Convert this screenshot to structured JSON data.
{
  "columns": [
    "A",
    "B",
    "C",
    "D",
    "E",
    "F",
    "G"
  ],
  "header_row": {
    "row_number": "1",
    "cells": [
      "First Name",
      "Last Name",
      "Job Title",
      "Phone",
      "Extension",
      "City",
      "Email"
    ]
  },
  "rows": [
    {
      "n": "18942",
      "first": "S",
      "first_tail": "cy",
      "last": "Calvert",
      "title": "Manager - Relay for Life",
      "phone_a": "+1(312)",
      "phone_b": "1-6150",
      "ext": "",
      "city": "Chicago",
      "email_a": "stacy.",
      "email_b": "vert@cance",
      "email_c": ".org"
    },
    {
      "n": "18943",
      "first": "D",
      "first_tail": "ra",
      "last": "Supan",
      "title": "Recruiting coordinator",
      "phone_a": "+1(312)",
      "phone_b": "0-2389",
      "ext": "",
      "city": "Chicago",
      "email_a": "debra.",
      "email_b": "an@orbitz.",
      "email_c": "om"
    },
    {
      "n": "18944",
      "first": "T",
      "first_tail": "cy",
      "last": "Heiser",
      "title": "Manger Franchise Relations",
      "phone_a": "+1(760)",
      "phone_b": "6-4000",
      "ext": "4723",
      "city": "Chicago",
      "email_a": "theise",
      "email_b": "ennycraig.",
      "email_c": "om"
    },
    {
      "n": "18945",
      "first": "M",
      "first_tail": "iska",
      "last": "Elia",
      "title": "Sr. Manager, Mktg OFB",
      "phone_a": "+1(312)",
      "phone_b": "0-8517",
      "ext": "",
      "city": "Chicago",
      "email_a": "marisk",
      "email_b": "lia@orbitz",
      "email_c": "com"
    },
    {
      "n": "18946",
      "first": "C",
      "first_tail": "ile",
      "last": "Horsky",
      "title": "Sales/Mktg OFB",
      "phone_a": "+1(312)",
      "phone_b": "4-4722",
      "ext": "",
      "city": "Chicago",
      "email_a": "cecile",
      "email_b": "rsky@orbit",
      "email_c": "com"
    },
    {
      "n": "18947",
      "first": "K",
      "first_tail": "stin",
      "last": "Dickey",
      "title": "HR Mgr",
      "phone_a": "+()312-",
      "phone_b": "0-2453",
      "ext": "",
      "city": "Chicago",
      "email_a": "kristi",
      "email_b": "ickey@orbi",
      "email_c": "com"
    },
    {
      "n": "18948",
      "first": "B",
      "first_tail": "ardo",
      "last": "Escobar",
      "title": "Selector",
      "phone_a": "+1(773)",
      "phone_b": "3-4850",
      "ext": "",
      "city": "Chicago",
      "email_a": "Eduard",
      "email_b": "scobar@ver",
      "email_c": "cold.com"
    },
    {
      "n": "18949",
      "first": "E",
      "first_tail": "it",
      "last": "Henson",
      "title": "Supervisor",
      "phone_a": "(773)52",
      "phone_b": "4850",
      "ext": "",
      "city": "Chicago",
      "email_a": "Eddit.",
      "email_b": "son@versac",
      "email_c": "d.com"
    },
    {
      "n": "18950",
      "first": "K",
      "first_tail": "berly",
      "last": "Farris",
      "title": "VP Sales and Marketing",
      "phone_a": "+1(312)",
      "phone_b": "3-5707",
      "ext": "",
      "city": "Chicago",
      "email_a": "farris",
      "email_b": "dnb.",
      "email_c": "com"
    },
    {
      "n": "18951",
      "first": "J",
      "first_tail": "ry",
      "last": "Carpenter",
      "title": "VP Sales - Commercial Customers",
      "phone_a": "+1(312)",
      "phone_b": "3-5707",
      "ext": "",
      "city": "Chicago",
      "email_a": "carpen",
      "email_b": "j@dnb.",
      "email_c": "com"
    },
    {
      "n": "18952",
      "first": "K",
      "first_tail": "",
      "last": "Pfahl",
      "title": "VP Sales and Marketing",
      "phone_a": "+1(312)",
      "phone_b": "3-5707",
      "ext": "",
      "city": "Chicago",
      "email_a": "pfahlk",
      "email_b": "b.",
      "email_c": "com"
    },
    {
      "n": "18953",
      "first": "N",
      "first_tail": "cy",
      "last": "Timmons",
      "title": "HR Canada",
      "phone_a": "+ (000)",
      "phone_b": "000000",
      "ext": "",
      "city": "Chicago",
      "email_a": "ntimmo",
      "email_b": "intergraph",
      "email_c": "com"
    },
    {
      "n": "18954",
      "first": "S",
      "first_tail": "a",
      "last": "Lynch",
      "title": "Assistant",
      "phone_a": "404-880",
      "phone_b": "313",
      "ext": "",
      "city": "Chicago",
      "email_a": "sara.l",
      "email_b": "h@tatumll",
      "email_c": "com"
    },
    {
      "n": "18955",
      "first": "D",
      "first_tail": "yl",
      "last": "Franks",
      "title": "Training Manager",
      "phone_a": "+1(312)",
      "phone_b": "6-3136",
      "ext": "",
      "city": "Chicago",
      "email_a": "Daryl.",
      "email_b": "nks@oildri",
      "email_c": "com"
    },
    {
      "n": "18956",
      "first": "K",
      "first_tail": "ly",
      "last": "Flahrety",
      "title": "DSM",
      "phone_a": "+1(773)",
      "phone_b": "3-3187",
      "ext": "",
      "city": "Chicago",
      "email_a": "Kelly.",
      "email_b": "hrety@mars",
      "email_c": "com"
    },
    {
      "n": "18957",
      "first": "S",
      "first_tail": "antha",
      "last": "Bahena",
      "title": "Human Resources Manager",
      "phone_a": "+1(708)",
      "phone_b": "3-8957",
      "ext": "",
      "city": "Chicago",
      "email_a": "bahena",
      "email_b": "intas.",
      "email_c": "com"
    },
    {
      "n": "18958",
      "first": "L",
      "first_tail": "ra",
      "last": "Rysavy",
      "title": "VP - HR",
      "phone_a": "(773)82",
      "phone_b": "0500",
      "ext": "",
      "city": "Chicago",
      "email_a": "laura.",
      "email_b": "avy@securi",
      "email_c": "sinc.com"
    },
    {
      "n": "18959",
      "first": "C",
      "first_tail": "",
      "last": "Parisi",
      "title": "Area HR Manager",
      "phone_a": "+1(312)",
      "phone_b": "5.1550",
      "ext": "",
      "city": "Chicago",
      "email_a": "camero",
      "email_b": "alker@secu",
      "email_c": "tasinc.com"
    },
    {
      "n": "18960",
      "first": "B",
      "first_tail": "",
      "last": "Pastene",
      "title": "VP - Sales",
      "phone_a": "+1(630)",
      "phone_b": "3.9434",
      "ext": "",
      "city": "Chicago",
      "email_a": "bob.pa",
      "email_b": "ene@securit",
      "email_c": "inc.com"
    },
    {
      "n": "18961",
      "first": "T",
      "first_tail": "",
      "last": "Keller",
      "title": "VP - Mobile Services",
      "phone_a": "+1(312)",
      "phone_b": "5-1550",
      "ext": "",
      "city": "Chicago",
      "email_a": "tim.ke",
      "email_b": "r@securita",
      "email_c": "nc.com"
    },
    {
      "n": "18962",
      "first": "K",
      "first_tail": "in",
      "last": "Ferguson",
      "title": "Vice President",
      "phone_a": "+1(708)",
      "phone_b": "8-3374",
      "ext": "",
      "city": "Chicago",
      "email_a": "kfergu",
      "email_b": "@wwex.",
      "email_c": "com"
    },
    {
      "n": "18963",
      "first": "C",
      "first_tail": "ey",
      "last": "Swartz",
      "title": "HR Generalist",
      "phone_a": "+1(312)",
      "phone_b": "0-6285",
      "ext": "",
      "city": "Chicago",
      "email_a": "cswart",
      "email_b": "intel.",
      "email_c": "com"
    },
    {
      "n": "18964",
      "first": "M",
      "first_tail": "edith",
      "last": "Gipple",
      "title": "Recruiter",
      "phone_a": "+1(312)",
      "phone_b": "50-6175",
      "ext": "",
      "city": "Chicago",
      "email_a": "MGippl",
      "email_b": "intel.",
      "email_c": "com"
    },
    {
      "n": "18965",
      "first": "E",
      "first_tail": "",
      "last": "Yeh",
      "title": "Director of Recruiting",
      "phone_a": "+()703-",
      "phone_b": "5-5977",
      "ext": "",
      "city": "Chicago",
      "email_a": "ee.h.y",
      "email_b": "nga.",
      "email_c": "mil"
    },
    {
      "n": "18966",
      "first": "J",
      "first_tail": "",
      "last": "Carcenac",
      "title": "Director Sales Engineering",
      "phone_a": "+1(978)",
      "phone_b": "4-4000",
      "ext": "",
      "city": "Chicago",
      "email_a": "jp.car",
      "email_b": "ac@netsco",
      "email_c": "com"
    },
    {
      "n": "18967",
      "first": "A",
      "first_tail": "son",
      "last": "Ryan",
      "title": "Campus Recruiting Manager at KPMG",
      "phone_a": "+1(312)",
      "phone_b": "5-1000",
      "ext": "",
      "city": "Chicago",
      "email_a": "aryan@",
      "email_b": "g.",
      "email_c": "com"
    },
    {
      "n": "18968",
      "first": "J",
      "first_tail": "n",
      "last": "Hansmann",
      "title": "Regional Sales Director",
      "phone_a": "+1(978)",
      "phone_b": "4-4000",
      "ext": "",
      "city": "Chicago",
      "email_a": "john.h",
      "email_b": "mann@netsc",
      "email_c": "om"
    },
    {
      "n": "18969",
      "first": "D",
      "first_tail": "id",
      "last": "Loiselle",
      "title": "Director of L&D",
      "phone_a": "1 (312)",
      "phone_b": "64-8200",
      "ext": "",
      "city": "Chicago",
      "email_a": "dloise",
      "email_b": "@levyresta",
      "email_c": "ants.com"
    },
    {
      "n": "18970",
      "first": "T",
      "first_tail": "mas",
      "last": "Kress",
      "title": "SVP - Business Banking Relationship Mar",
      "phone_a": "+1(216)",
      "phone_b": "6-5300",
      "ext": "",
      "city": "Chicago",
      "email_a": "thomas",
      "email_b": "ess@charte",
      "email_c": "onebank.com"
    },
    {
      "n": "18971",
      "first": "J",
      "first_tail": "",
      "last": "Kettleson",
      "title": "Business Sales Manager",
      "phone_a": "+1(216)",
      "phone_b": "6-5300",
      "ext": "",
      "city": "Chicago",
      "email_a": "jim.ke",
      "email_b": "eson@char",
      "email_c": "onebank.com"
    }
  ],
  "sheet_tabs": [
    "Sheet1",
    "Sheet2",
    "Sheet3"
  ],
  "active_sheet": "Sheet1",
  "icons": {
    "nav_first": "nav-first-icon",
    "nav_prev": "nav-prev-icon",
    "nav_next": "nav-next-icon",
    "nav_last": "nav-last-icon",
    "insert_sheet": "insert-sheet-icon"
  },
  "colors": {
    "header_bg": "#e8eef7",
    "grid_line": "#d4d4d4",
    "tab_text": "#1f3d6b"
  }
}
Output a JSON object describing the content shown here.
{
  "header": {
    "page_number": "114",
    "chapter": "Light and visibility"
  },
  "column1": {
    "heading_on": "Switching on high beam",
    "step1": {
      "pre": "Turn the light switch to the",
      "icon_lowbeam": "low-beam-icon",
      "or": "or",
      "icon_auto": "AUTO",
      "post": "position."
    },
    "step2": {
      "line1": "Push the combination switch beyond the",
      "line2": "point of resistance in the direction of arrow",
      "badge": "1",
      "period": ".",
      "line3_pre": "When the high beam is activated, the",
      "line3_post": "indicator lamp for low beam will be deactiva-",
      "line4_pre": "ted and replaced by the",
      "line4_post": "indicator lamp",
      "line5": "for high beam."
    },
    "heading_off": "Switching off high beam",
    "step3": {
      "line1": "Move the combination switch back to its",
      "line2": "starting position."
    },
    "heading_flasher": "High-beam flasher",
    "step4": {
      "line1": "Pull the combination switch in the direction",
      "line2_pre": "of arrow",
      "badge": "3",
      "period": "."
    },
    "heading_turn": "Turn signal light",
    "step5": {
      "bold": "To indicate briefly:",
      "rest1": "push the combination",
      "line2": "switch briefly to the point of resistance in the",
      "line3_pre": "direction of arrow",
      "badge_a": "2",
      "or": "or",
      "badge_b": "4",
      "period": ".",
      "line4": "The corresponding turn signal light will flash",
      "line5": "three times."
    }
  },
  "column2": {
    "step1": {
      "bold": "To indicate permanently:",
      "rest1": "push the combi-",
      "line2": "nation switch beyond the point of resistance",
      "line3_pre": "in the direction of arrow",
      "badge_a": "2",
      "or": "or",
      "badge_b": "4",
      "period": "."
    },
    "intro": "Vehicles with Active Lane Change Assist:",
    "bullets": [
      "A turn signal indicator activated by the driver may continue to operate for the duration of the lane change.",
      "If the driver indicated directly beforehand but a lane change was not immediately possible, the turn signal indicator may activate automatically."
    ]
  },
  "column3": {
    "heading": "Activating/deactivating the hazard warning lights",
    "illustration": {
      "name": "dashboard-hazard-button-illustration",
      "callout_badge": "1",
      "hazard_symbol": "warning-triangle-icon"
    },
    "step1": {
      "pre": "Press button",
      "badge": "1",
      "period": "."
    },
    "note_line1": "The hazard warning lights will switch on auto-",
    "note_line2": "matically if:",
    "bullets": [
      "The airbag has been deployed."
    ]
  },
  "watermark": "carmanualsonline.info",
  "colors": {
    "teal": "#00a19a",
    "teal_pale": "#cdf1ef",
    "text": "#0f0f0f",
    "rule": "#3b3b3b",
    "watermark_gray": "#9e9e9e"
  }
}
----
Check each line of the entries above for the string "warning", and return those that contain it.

> [Solved exercise]:
    "heading": "Activating/deactivating the hazard warning lights",
      "hazard_symbol": "warning-triangle-icon"
    "note_line1": "The hazard warning lights will switch on auto-",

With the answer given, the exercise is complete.